» **WORK REQUIRED**:
Say only the number of lines in the entries below that contain "JSON".

» **INFORMATION**:
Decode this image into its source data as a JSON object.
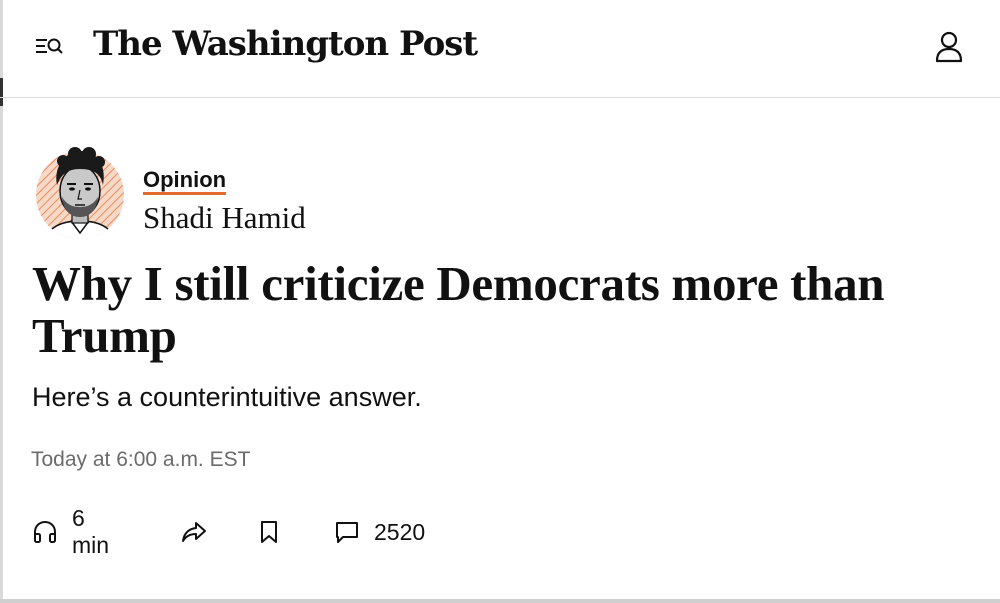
{
  "header": {
    "brand": "The Washington Post",
    "menu_icon": "menu-search-icon",
    "account_icon": "user-icon"
  },
  "byline": {
    "section": "Opinion",
    "author": "Shadi Hamid",
    "section_underline_color": "#e36b2f"
  },
  "article": {
    "headline": "Why I still criticize Democrats more than Trump",
    "dek": "Here’s a counterintuitive answer.",
    "timestamp": "Today at 6:00 a.m. EST"
  },
  "actions": {
    "listen_label": "6 min",
    "listen_icon": "headphones-icon",
    "share_icon": "share-icon",
    "save_icon": "bookmark-icon",
    "comments_icon": "comment-icon",
    "comments_count": "2520"
  }
}
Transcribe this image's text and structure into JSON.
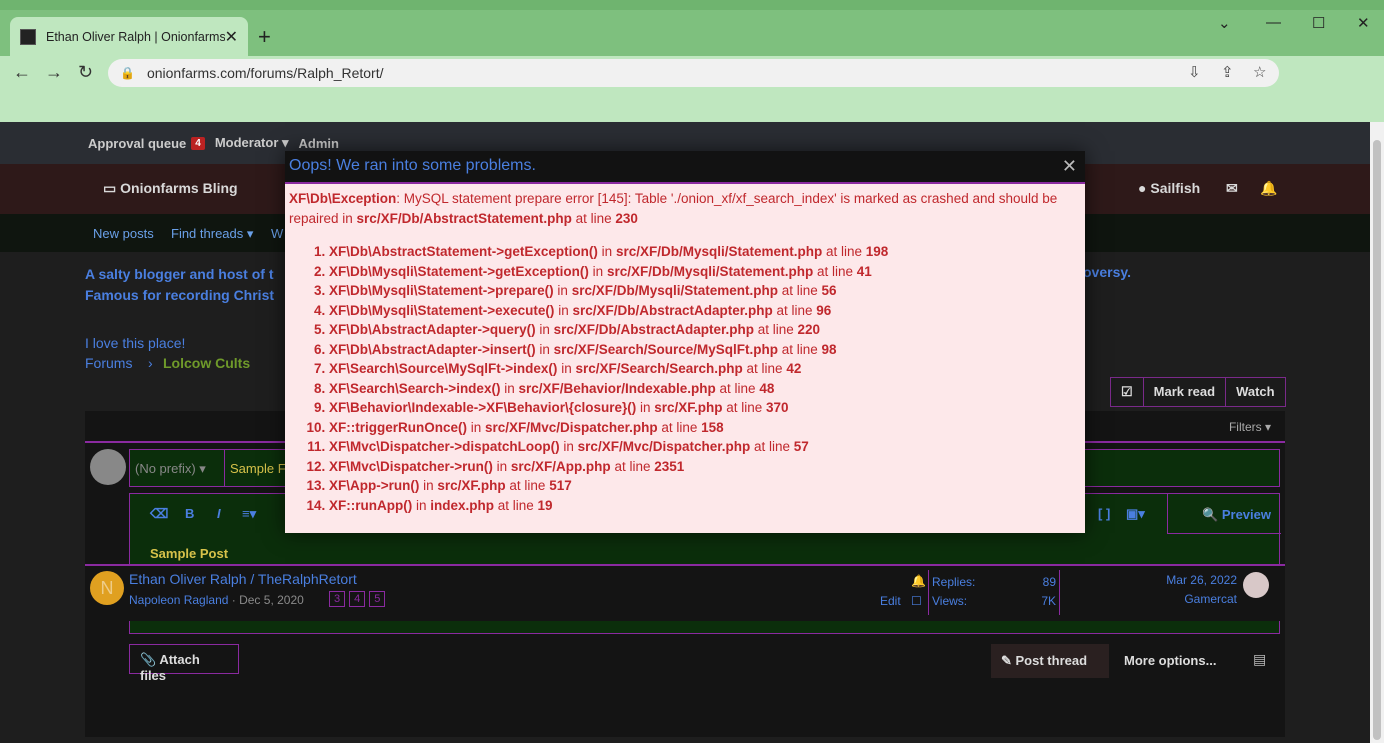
{
  "browser": {
    "tab_title": "Ethan Oliver Ralph | Onionfarms",
    "url": "onionfarms.com/forums/Ralph_Retort/"
  },
  "staffbar": {
    "approval": "Approval queue",
    "approval_count": "4",
    "moderator": "Moderator ▾",
    "admin": "Admin"
  },
  "navbar": {
    "bling": "Onionfarms Bling",
    "user": "Sailfish"
  },
  "subnav": {
    "new_posts": "New posts",
    "find_threads": "Find threads ▾",
    "w": "W"
  },
  "forum": {
    "desc_line1": "A salty blogger and host of t",
    "desc_line2": "Famous for recording Christ",
    "desc_right": "oversy.",
    "crumb_top": "I love this place!",
    "crumb_forums": "Forums",
    "crumb_sep": "›",
    "crumb_current": "Lolcow Cults",
    "mark_read": "Mark read",
    "watch": "Watch",
    "filters": "Filters ▾"
  },
  "composer": {
    "prefix": "(No prefix) ▾",
    "title_value": "Sample F",
    "body_text": "Sample Post",
    "preview": "Preview",
    "attach": "Attach files",
    "post_thread": "Post thread",
    "more_options": "More options..."
  },
  "thread_row": {
    "avatar_letter": "N",
    "title": "Ethan Oliver Ralph / TheRalphRetort",
    "author": "Napoleon Ragland",
    "date": "· Dec 5, 2020",
    "pages": [
      "3",
      "4",
      "5"
    ],
    "edit": "Edit",
    "replies_label": "Replies:",
    "replies": "89",
    "views_label": "Views:",
    "views": "7K",
    "last_date": "Mar 26, 2022",
    "last_user": "Gamercat"
  },
  "error": {
    "title": "Oops! We ran into some problems.",
    "exception": "XF\\Db\\Exception",
    "message": ": MySQL statement prepare error [145]: Table './onion_xf/xf_search_index' is marked as crashed and should be repaired in ",
    "file": "src/XF/Db/AbstractStatement.php",
    "at_line": " at line ",
    "line": "230",
    "trace": [
      {
        "call": "XF\\Db\\AbstractStatement->getException()",
        "file": "src/XF/Db/Mysqli/Statement.php",
        "line": "198"
      },
      {
        "call": "XF\\Db\\Mysqli\\Statement->getException()",
        "file": "src/XF/Db/Mysqli/Statement.php",
        "line": "41"
      },
      {
        "call": "XF\\Db\\Mysqli\\Statement->prepare()",
        "file": "src/XF/Db/Mysqli/Statement.php",
        "line": "56"
      },
      {
        "call": "XF\\Db\\Mysqli\\Statement->execute()",
        "file": "src/XF/Db/AbstractAdapter.php",
        "line": "96"
      },
      {
        "call": "XF\\Db\\AbstractAdapter->query()",
        "file": "src/XF/Db/AbstractAdapter.php",
        "line": "220"
      },
      {
        "call": "XF\\Db\\AbstractAdapter->insert()",
        "file": "src/XF/Search/Source/MySqlFt.php",
        "line": "98"
      },
      {
        "call": "XF\\Search\\Source\\MySqlFt->index()",
        "file": "src/XF/Search/Search.php",
        "line": "42"
      },
      {
        "call": "XF\\Search\\Search->index()",
        "file": "src/XF/Behavior/Indexable.php",
        "line": "48"
      },
      {
        "call": "XF\\Behavior\\Indexable->XF\\Behavior\\{closure}()",
        "file": "src/XF.php",
        "line": "370"
      },
      {
        "call": "XF::triggerRunOnce()",
        "file": "src/XF/Mvc/Dispatcher.php",
        "line": "158"
      },
      {
        "call": "XF\\Mvc\\Dispatcher->dispatchLoop()",
        "file": "src/XF/Mvc/Dispatcher.php",
        "line": "57"
      },
      {
        "call": "XF\\Mvc\\Dispatcher->run()",
        "file": "src/XF/App.php",
        "line": "2351"
      },
      {
        "call": "XF\\App->run()",
        "file": "src/XF.php",
        "line": "517"
      },
      {
        "call": "XF::runApp()",
        "file": "index.php",
        "line": "19"
      }
    ],
    "in": " in ",
    "close_glyph": "✕"
  }
}
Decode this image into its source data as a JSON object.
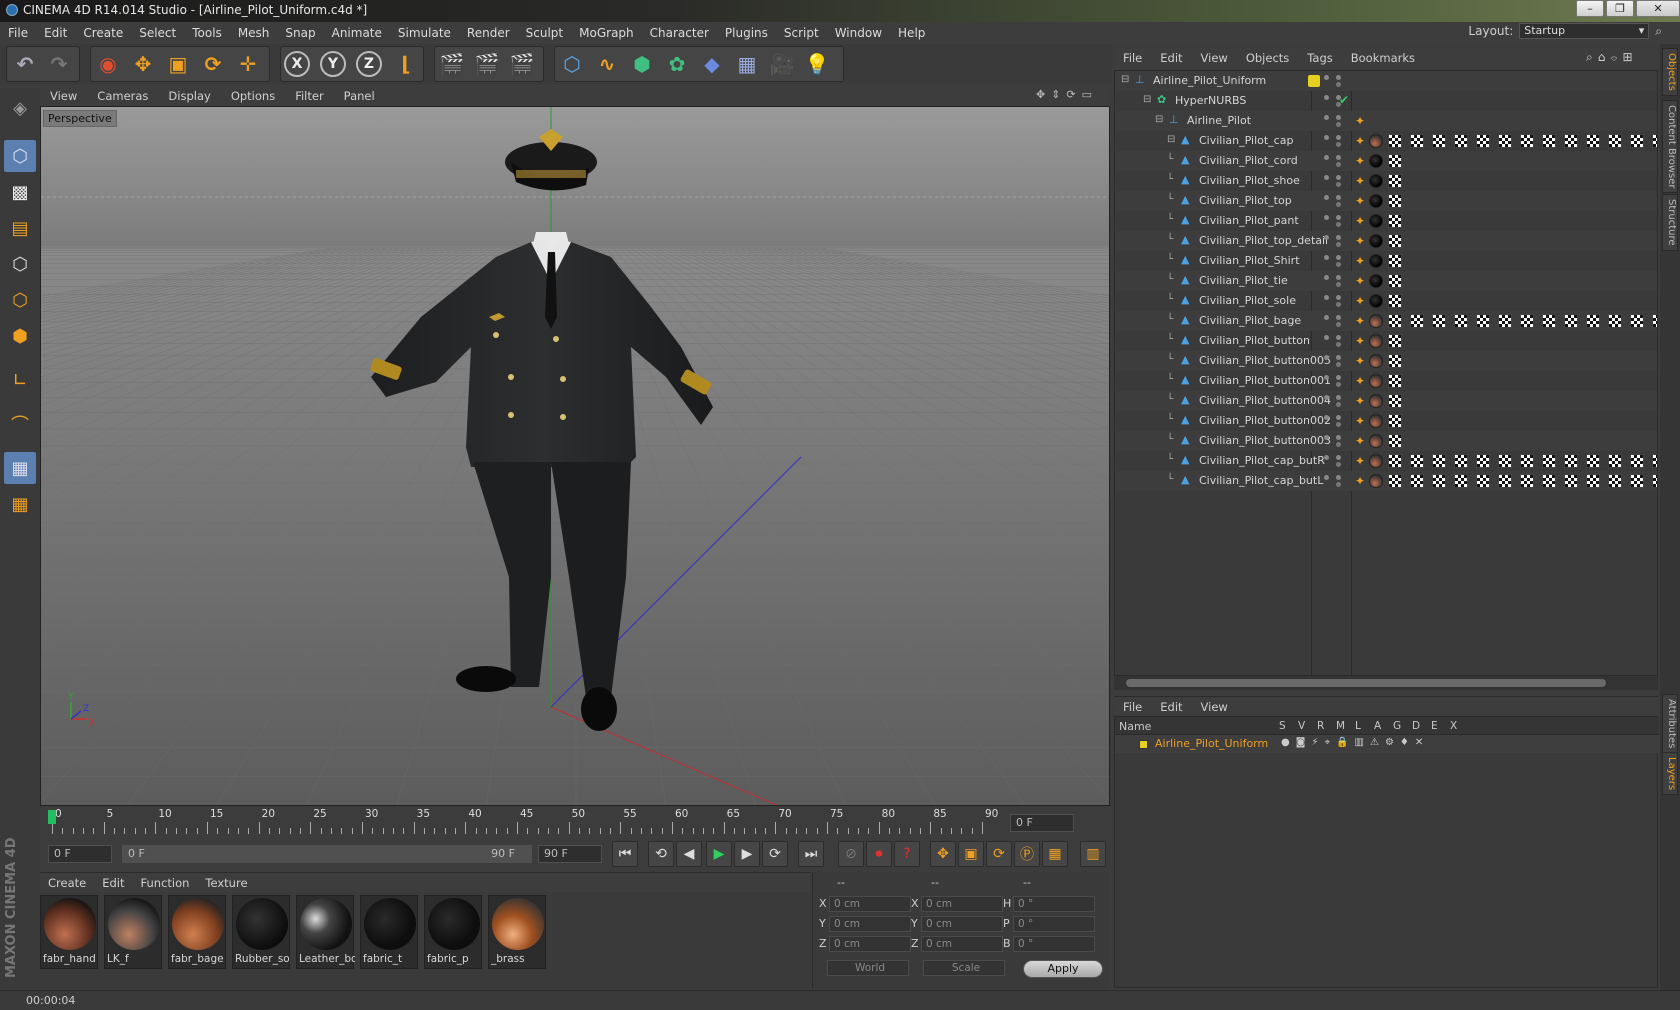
{
  "window": {
    "title": "CINEMA 4D R14.014 Studio - [Airline_Pilot_Uniform.c4d *]"
  },
  "menu": [
    "File",
    "Edit",
    "Create",
    "Select",
    "Tools",
    "Mesh",
    "Snap",
    "Animate",
    "Simulate",
    "Render",
    "Sculpt",
    "MoGraph",
    "Character",
    "Plugins",
    "Script",
    "Window",
    "Help"
  ],
  "layout": {
    "label": "Layout:",
    "value": "Startup"
  },
  "viewport": {
    "menu": [
      "View",
      "Cameras",
      "Display",
      "Options",
      "Filter",
      "Panel"
    ],
    "label": "Perspective"
  },
  "timeline": {
    "ticks": [
      "0",
      "5",
      "10",
      "15",
      "20",
      "25",
      "30",
      "35",
      "40",
      "45",
      "50",
      "55",
      "60",
      "65",
      "70",
      "75",
      "80",
      "85",
      "90"
    ],
    "current_frame": "0 F",
    "start_field": "0 F",
    "range_start": "0 F",
    "range_end": "90 F",
    "end_field": "90 F"
  },
  "materials": {
    "menu": [
      "Create",
      "Edit",
      "Function",
      "Texture"
    ],
    "items": [
      "fabr_hand",
      "LK_f",
      "fabr_bage",
      "Rubber_so",
      "Leather_bo",
      "fabric_t",
      "fabric_p",
      "_brass"
    ]
  },
  "coords": {
    "headers": [
      "--",
      "--",
      "--"
    ],
    "pos_labels": [
      "X",
      "Y",
      "Z"
    ],
    "size_labels": [
      "X",
      "Y",
      "Z"
    ],
    "rot_labels": [
      "H",
      "P",
      "B"
    ],
    "pos_values": [
      "0 cm",
      "0 cm",
      "0 cm"
    ],
    "size_values": [
      "0 cm",
      "0 cm",
      "0 cm"
    ],
    "rot_values": [
      "0 °",
      "0 °",
      "0 °"
    ],
    "mode_world": "World",
    "mode_scale": "Scale",
    "apply": "Apply"
  },
  "status": {
    "time": "00:00:04"
  },
  "objects": {
    "menu": [
      "File",
      "Edit",
      "View",
      "Objects",
      "Tags",
      "Bookmarks"
    ],
    "root": "Airline_Pilot_Uniform",
    "hypernurbs": "HyperNURBS",
    "group": "Airline_Pilot",
    "children": [
      "Civilian_Pilot_cap",
      "Civilian_Pilot_cord",
      "Civilian_Pilot_shoe",
      "Civilian_Pilot_top",
      "Civilian_Pilot_pant",
      "Civilian_Pilot_top_detail",
      "Civilian_Pilot_Shirt",
      "Civilian_Pilot_tie",
      "Civilian_Pilot_sole",
      "Civilian_Pilot_bage",
      "Civilian_Pilot_button",
      "Civilian_Pilot_button005",
      "Civilian_Pilot_button001",
      "Civilian_Pilot_button004",
      "Civilian_Pilot_button002",
      "Civilian_Pilot_button003",
      "Civilian_Pilot_cap_butR",
      "Civilian_Pilot_cap_butL"
    ]
  },
  "layers": {
    "menu": [
      "File",
      "Edit",
      "View"
    ],
    "col_name": "Name",
    "cols": [
      "S",
      "V",
      "R",
      "M",
      "L",
      "A",
      "G",
      "D",
      "E",
      "X"
    ],
    "row": "Airline_Pilot_Uniform"
  },
  "sidetabs": [
    "Objects",
    "Content Browser",
    "Structure",
    "Attributes",
    "Layers"
  ],
  "brand": "MAXON CINEMA 4D",
  "colors": {
    "accent": "#f0a020",
    "layer_yellow": "#e8d020",
    "icon_blue": "#4aa3e0"
  }
}
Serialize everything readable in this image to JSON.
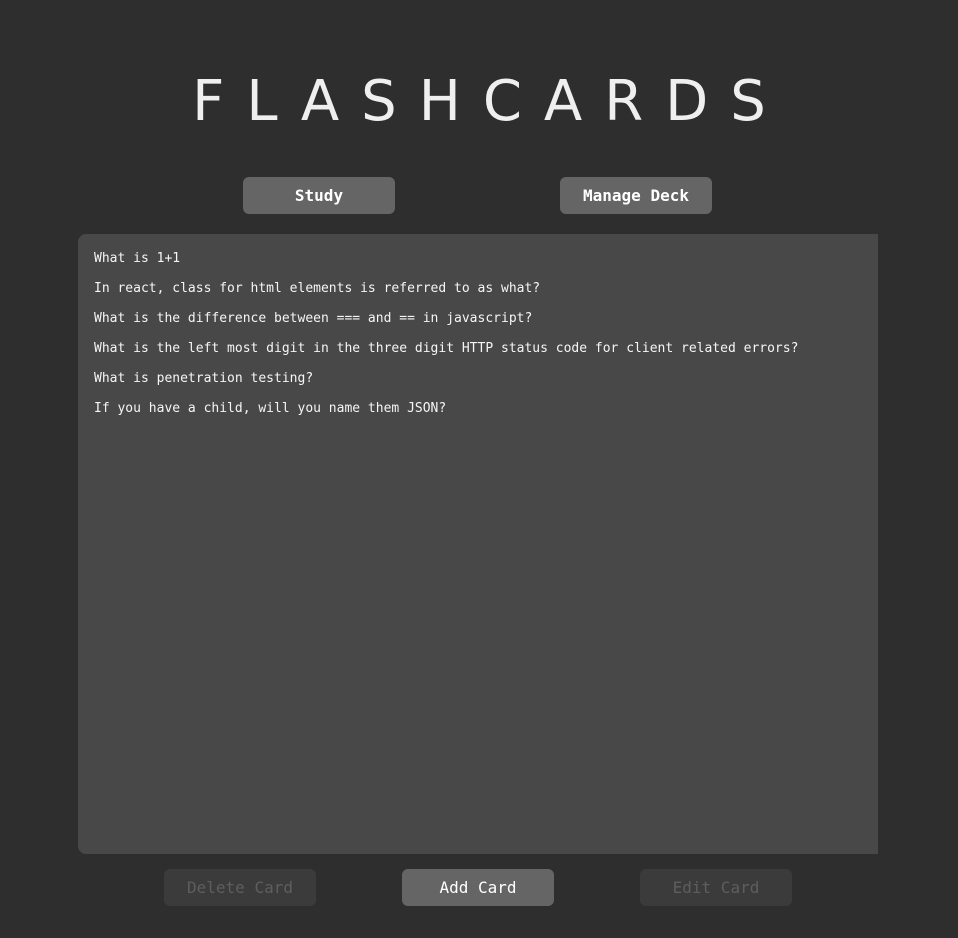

» **ANSWER SPACE**:
4